TASK GOAL
Give the records again exactly, with every character kept.

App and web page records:

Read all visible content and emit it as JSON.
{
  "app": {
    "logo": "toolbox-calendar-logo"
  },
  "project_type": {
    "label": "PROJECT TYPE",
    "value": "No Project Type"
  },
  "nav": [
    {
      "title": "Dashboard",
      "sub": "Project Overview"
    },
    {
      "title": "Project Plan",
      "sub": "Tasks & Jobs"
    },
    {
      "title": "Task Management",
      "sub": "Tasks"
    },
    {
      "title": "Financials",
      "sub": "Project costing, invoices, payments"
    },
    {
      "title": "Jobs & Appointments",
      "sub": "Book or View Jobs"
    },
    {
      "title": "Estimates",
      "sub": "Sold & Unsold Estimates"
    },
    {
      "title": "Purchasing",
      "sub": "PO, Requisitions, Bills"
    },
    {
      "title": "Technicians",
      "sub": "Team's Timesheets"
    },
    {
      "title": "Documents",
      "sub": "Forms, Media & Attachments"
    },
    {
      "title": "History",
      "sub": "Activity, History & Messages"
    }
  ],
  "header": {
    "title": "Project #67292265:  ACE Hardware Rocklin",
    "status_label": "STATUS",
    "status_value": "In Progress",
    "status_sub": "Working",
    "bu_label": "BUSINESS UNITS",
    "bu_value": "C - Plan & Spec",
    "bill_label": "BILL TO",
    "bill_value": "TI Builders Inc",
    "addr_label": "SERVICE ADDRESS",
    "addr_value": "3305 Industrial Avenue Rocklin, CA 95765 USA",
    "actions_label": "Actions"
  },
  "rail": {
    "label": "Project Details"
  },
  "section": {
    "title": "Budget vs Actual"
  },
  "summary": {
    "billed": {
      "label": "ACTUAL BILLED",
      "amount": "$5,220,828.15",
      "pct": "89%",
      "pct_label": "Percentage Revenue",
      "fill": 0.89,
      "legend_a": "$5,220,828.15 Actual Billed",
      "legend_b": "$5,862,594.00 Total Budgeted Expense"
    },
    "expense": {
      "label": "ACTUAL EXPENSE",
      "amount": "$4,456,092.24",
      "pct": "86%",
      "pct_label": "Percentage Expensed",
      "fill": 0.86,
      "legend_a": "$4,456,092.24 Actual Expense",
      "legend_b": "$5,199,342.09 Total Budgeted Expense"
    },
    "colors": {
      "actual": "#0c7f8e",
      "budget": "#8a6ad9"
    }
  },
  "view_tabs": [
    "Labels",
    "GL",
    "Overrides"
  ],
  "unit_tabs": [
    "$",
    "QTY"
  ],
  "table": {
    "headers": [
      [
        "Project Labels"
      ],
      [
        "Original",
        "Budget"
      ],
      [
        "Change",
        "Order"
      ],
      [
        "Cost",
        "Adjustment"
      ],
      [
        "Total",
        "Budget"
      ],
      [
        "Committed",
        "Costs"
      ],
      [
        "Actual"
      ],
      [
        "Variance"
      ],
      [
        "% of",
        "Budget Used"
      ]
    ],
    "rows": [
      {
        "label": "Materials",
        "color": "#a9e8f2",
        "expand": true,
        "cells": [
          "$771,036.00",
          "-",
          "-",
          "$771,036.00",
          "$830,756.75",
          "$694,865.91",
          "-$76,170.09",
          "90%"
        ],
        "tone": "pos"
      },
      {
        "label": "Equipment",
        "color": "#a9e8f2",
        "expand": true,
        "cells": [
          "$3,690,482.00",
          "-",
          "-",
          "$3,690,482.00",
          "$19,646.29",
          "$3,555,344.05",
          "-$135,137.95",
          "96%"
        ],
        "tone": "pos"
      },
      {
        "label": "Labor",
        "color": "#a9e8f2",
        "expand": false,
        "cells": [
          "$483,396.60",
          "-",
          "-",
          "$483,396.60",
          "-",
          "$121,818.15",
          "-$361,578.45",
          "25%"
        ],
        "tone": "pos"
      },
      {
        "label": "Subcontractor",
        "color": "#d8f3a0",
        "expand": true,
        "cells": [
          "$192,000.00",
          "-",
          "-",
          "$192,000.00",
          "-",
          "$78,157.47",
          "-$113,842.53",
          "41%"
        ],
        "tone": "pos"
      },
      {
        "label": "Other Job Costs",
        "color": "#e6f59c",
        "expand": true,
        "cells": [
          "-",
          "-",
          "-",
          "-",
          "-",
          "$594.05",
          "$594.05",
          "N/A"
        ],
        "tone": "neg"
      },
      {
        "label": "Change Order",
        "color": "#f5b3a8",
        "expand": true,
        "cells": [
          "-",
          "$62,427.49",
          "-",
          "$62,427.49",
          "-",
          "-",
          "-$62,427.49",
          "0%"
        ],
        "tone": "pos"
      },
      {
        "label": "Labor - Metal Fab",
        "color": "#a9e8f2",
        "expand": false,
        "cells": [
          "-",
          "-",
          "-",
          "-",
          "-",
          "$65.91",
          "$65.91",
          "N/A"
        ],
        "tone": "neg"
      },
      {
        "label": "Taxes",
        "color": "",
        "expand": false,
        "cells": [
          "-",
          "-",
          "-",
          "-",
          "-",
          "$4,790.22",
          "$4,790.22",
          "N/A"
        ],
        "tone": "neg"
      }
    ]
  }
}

EXERCISE SOLUTION
Read all visible content and emit it as JSON.
{
  "app": {
    "logo": "toolbox-calendar-logo"
  },
  "project_type": {
    "label": "PROJECT TYPE",
    "value": "No Project Type"
  },
  "nav": [
    {
      "title": "Dashboard",
      "sub": "Project Overview"
    },
    {
      "title": "Project Plan",
      "sub": "Tasks & Jobs"
    },
    {
      "title": "Task Management",
      "sub": "Tasks"
    },
    {
      "title": "Financials",
      "sub": "Project costing, invoices, payments"
    },
    {
      "title": "Jobs & Appointments",
      "sub": "Book or View Jobs"
    },
    {
      "title": "Estimates",
      "sub": "Sold & Unsold Estimates"
    },
    {
      "title": "Purchasing",
      "sub": "PO, Requisitions, Bills"
    },
    {
      "title": "Technicians",
      "sub": "Team's Timesheets"
    },
    {
      "title": "Documents",
      "sub": "Forms, Media & Attachments"
    },
    {
      "title": "History",
      "sub": "Activity, History & Messages"
    }
  ],
  "header": {
    "title": "Project #67292265:  ACE Hardware Rocklin",
    "status_label": "STATUS",
    "status_value": "In Progress",
    "status_sub": "Working",
    "bu_label": "BUSINESS UNITS",
    "bu_value": "C - Plan & Spec",
    "bill_label": "BILL TO",
    "bill_value": "TI Builders Inc",
    "addr_label": "SERVICE ADDRESS",
    "addr_value": "3305 Industrial Avenue Rocklin, CA 95765 USA",
    "actions_label": "Actions"
  },
  "rail": {
    "label": "Project Details"
  },
  "section": {
    "title": "Budget vs Actual"
  },
  "summary": {
    "billed": {
      "label": "ACTUAL BILLED",
      "amount": "$5,220,828.15",
      "pct": "89%",
      "pct_label": "Percentage Revenue",
      "fill": 0.89,
      "legend_a": "$5,220,828.15 Actual Billed",
      "legend_b": "$5,862,594.00 Total Budgeted Expense"
    },
    "expense": {
      "label": "ACTUAL EXPENSE",
      "amount": "$4,456,092.24",
      "pct": "86%",
      "pct_label": "Percentage Expensed",
      "fill": 0.86,
      "legend_a": "$4,456,092.24 Actual Expense",
      "legend_b": "$5,199,342.09 Total Budgeted Expense"
    },
    "colors": {
      "actual": "#0c7f8e",
      "budget": "#8a6ad9"
    }
  },
  "view_tabs": [
    "Labels",
    "GL",
    "Overrides"
  ],
  "unit_tabs": [
    "$",
    "QTY"
  ],
  "table": {
    "headers": [
      [
        "Project Labels"
      ],
      [
        "Original",
        "Budget"
      ],
      [
        "Change",
        "Order"
      ],
      [
        "Cost",
        "Adjustment"
      ],
      [
        "Total",
        "Budget"
      ],
      [
        "Committed",
        "Costs"
      ],
      [
        "Actual"
      ],
      [
        "Variance"
      ],
      [
        "% of",
        "Budget Used"
      ]
    ],
    "rows": [
      {
        "label": "Materials",
        "color": "#a9e8f2",
        "expand": true,
        "cells": [
          "$771,036.00",
          "-",
          "-",
          "$771,036.00",
          "$830,756.75",
          "$694,865.91",
          "-$76,170.09",
          "90%"
        ],
        "tone": "pos"
      },
      {
        "label": "Equipment",
        "color": "#a9e8f2",
        "expand": true,
        "cells": [
          "$3,690,482.00",
          "-",
          "-",
          "$3,690,482.00",
          "$19,646.29",
          "$3,555,344.05",
          "-$135,137.95",
          "96%"
        ],
        "tone": "pos"
      },
      {
        "label": "Labor",
        "color": "#a9e8f2",
        "expand": false,
        "cells": [
          "$483,396.60",
          "-",
          "-",
          "$483,396.60",
          "-",
          "$121,818.15",
          "-$361,578.45",
          "25%"
        ],
        "tone": "pos"
      },
      {
        "label": "Subcontractor",
        "color": "#d8f3a0",
        "expand": true,
        "cells": [
          "$192,000.00",
          "-",
          "-",
          "$192,000.00",
          "-",
          "$78,157.47",
          "-$113,842.53",
          "41%"
        ],
        "tone": "pos"
      },
      {
        "label": "Other Job Costs",
        "color": "#e6f59c",
        "expand": true,
        "cells": [
          "-",
          "-",
          "-",
          "-",
          "-",
          "$594.05",
          "$594.05",
          "N/A"
        ],
        "tone": "neg"
      },
      {
        "label": "Change Order",
        "color": "#f5b3a8",
        "expand": true,
        "cells": [
          "-",
          "$62,427.49",
          "-",
          "$62,427.49",
          "-",
          "-",
          "-$62,427.49",
          "0%"
        ],
        "tone": "pos"
      },
      {
        "label": "Labor - Metal Fab",
        "color": "#a9e8f2",
        "expand": false,
        "cells": [
          "-",
          "-",
          "-",
          "-",
          "-",
          "$65.91",
          "$65.91",
          "N/A"
        ],
        "tone": "neg"
      },
      {
        "label": "Taxes",
        "color": "",
        "expand": false,
        "cells": [
          "-",
          "-",
          "-",
          "-",
          "-",
          "$4,790.22",
          "$4,790.22",
          "N/A"
        ],
        "tone": "neg"
      }
    ]
  }
}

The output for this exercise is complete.